Fatima joins in. “How do you catch a cloud and pin it down?” She’s singing a full octave lower than me, and we must sound terrible together. But our enthusiasm is contagious.
Amir appears behind us and sings the next line. Then Robert Zhang jumps in. And Naomi and Adeline. Soon, Elise is sitting and laughing and singing with the rest of us. More kids join, and Amir starts conducting with his hands, motioning for each of us to sing different lines in turn. When we reach the end, Amir points to me and I belt out the last line of the song as Naomi harmonizes.
“Who was that singing?” Mr. Bryant’s loud voice startles me out of my giddiness. I had completely forgotten he was here.
“What did you say?” Amir yells back.
“Who sang the last line of the song?”
“That was Shannon,” Fatima answers for me.
“Um, sorry we were loud,” I say. “I . . . I thought auditions were over.” My cheeks are hot and I’m stammering, but I can’t help it. I feel anxious just thinking about someone being mad at me.

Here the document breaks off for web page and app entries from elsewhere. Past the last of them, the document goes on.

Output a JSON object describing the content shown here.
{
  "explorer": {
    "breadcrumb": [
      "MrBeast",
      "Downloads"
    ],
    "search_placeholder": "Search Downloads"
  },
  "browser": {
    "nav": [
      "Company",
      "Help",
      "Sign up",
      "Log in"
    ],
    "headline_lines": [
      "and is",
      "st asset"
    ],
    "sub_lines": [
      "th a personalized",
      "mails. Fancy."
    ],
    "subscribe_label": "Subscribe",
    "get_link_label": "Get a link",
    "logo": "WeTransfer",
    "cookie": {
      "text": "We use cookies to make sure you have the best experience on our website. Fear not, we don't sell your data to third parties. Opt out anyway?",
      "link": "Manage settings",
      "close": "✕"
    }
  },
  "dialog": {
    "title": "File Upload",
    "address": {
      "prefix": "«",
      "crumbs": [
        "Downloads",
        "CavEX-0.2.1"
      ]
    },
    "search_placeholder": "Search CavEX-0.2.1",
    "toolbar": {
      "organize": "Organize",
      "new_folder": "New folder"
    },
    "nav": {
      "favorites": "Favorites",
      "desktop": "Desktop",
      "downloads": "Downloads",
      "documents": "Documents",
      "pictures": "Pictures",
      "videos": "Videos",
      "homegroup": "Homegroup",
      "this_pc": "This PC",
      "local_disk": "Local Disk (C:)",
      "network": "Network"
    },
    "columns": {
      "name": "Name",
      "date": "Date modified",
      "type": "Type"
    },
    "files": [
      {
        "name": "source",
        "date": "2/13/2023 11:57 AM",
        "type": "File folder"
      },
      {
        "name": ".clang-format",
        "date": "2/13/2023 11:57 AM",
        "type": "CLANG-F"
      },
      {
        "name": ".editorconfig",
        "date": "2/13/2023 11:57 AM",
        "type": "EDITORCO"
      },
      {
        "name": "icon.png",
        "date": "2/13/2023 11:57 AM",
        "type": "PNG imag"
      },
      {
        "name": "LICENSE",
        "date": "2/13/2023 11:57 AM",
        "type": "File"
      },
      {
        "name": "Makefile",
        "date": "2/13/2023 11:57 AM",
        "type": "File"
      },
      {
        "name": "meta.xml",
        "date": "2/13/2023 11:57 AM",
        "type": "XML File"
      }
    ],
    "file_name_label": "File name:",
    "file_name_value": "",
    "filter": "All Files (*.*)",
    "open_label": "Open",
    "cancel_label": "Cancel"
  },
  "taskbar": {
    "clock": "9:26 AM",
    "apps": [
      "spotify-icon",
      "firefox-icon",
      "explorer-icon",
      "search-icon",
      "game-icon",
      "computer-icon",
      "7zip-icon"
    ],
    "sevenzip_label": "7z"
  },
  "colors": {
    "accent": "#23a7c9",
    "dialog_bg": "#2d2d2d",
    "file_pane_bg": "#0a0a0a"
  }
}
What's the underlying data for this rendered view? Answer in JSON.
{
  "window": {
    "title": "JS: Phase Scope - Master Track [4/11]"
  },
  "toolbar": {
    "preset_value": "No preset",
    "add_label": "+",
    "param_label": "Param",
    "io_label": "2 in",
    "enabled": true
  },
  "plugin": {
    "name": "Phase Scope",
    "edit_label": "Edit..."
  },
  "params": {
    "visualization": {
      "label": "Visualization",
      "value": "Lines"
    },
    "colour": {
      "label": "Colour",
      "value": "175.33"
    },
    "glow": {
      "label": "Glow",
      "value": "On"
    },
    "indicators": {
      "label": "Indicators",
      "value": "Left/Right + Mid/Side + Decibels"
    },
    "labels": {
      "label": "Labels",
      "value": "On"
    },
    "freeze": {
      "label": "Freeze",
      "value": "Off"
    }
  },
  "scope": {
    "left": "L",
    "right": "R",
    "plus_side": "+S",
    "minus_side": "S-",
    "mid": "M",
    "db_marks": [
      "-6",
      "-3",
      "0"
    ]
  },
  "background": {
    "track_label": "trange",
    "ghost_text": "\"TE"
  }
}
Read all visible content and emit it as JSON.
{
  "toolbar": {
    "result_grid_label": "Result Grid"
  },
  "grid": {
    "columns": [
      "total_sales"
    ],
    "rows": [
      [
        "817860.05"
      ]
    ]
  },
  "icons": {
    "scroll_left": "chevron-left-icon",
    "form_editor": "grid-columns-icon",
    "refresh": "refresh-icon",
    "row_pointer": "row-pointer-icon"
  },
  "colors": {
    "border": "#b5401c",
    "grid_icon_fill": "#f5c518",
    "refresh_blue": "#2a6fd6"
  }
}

“Auditions were over. They’re not anymore.” Mr. Bryant emerges from the shadows and walks toward our little group.
“What are you talking about?” Amir asks. “Elise was our last person. I double-checked the sign-ups.”
“What I’m talking about is you, Shannon Carter.” Mr. Bryant points at me. “You were singing just now?”
“Well, then.” A smile tugs at the corner of his mouth. “Get up onstage. Because I am not leaving until you audition for the musical.”
I’ve been onstage before. Obviously.
I spend most of each summer on this stage, painting sets and playing improv games and listening to Mr. Bryant’s motivational speeches. I even slept onstage once last year during a cast sleepover. But I’ve never been onstage like this.
With the lights shining so brightly I can only see the first two rows of the audience.
With everyone in the room watching me, waiting for me to act or sing or faint.
“I really don’t sing.” I hold up my hand to block the light, but I still can’t see anybody.
“That’s clearly untrue.” Mr. Bryant’s voice is confident. “You were singing mere moments ago.”
“We were playing around,” I say.
“Ah, play! The foundation of all theatrical endeavors.”
I don’t know how to respond, so I stay silent. I may not be able to see my friends, but I can feel their eyes. Are they angry with me? I know Fatima wanted me to audition, but we belong in the costume closet together, searching for hidden treasures and singing along to the radio. And Elise can’t be happy to have more competition, especially after her disastrous performance.
Except you’re not her competition, I remind myself. You’re a techie. You’re not supposed to be here.
“I’m not an actor,” I say finally.
“Anyone can be an actor,” I hear Amir say.
“Shh, don’t make her nervous,” Fatima whispers.
I’m getting overheated, but I can’t tell if it’s the lights or the pressure of standing onstage by myself. I shove a hand into my shorts pocket and grab my ChapStick. I apply three even coats, then smack my lips three times. I start to put the little tube away, but my lips suddenly feel dry again. I repeat the ritual. Three and three.